INFORMATION SUPPLIED
[Start of Attachment]
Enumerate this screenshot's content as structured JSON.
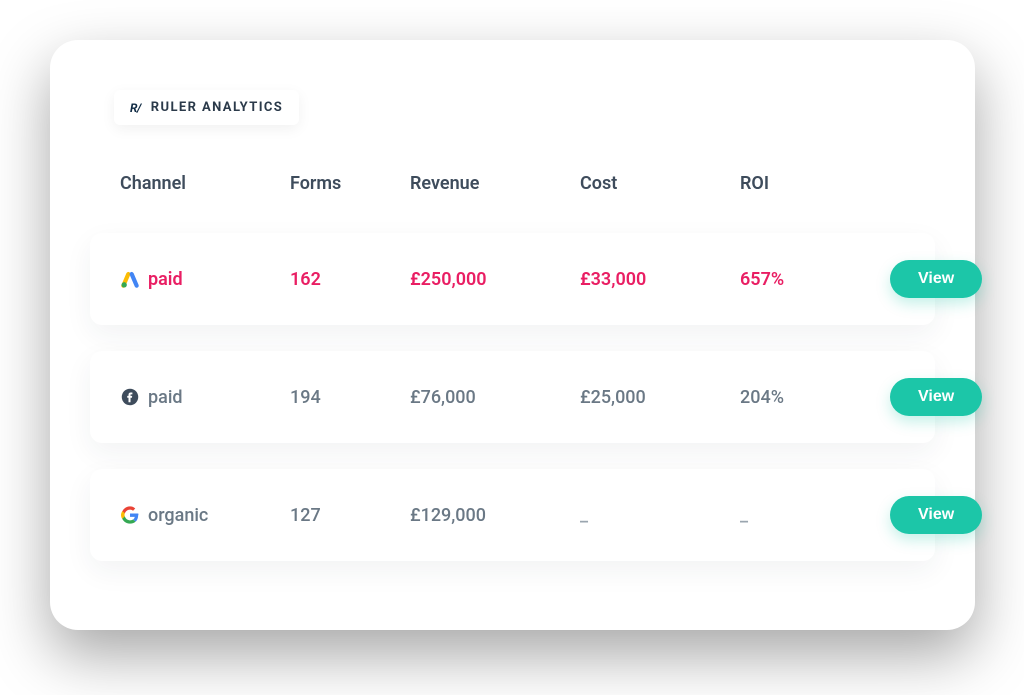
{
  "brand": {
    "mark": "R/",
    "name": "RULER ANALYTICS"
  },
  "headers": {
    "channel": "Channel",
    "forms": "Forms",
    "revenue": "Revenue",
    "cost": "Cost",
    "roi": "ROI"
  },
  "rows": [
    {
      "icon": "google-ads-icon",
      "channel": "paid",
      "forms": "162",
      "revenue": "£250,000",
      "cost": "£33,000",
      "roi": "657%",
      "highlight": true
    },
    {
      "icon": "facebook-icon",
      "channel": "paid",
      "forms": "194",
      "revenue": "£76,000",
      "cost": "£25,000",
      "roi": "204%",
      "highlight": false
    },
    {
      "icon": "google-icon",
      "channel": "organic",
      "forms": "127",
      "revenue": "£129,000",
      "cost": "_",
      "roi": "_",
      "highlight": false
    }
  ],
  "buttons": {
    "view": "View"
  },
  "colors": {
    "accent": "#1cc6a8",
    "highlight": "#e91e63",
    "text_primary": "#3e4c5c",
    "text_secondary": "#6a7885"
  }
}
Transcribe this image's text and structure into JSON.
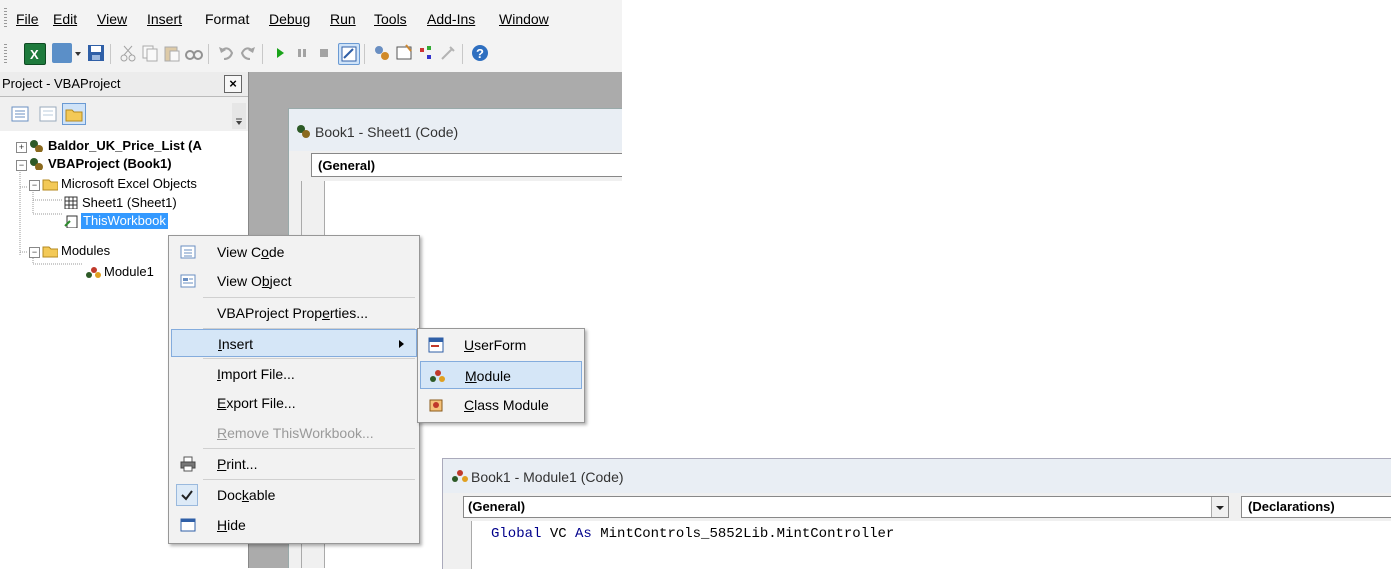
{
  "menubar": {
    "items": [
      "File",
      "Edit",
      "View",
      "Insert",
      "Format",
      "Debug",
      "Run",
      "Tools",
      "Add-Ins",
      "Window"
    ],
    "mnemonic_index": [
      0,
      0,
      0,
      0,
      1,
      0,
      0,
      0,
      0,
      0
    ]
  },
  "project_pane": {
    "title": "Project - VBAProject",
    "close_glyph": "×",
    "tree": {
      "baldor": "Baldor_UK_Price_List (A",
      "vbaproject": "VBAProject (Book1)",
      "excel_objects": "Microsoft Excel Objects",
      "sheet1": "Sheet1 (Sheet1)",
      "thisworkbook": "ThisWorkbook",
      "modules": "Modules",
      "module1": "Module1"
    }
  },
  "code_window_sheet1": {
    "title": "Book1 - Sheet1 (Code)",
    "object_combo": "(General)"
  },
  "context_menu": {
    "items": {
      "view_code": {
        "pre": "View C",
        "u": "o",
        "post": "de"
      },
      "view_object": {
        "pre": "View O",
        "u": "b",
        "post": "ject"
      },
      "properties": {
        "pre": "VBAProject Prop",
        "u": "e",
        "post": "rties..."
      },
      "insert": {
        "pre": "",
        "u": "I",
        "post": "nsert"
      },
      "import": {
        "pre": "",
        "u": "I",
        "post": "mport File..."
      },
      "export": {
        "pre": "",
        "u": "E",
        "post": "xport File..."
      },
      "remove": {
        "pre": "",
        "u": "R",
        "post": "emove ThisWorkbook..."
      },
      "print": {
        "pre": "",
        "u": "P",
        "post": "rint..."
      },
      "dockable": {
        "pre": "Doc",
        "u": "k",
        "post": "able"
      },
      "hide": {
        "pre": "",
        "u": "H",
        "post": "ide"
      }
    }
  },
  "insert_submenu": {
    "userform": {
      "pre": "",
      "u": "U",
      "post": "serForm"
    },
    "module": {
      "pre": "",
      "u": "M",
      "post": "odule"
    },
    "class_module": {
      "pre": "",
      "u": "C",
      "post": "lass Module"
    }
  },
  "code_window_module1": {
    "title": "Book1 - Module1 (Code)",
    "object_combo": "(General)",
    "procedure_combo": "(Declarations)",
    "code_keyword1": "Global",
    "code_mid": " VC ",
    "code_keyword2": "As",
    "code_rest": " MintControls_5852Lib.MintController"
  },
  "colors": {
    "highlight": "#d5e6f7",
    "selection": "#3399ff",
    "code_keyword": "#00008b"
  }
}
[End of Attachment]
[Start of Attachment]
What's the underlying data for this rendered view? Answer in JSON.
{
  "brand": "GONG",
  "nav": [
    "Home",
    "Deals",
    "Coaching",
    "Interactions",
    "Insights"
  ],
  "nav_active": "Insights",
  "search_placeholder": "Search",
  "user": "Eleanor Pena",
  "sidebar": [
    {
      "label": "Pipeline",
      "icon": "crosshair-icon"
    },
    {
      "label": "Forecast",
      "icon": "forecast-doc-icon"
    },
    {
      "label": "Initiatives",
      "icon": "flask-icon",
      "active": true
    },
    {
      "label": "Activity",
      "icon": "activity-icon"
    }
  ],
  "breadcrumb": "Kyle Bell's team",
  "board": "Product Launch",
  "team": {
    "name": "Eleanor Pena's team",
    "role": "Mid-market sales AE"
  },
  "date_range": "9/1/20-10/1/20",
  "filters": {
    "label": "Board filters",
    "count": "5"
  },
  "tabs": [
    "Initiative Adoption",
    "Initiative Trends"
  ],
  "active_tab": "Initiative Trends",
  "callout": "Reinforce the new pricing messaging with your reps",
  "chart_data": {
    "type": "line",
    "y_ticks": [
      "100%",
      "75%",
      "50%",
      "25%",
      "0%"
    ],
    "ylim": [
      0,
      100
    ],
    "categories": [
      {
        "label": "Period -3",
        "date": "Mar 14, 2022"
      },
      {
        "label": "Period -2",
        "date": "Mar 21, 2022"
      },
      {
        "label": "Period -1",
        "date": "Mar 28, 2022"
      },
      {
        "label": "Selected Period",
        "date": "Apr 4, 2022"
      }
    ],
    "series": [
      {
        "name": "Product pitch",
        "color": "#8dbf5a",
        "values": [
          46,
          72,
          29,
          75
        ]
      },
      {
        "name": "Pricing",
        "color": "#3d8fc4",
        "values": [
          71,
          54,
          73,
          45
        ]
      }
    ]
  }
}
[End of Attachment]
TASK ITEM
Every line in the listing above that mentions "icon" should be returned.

ANSWER BOX
      "icon": "google-ads-icon",
      "icon": "facebook-icon",
      "icon": "google-icon",
      "icon": "crosshair-icon"
      "icon": "forecast-doc-icon"
      "icon": "flask-icon",
      "icon": "activity-icon"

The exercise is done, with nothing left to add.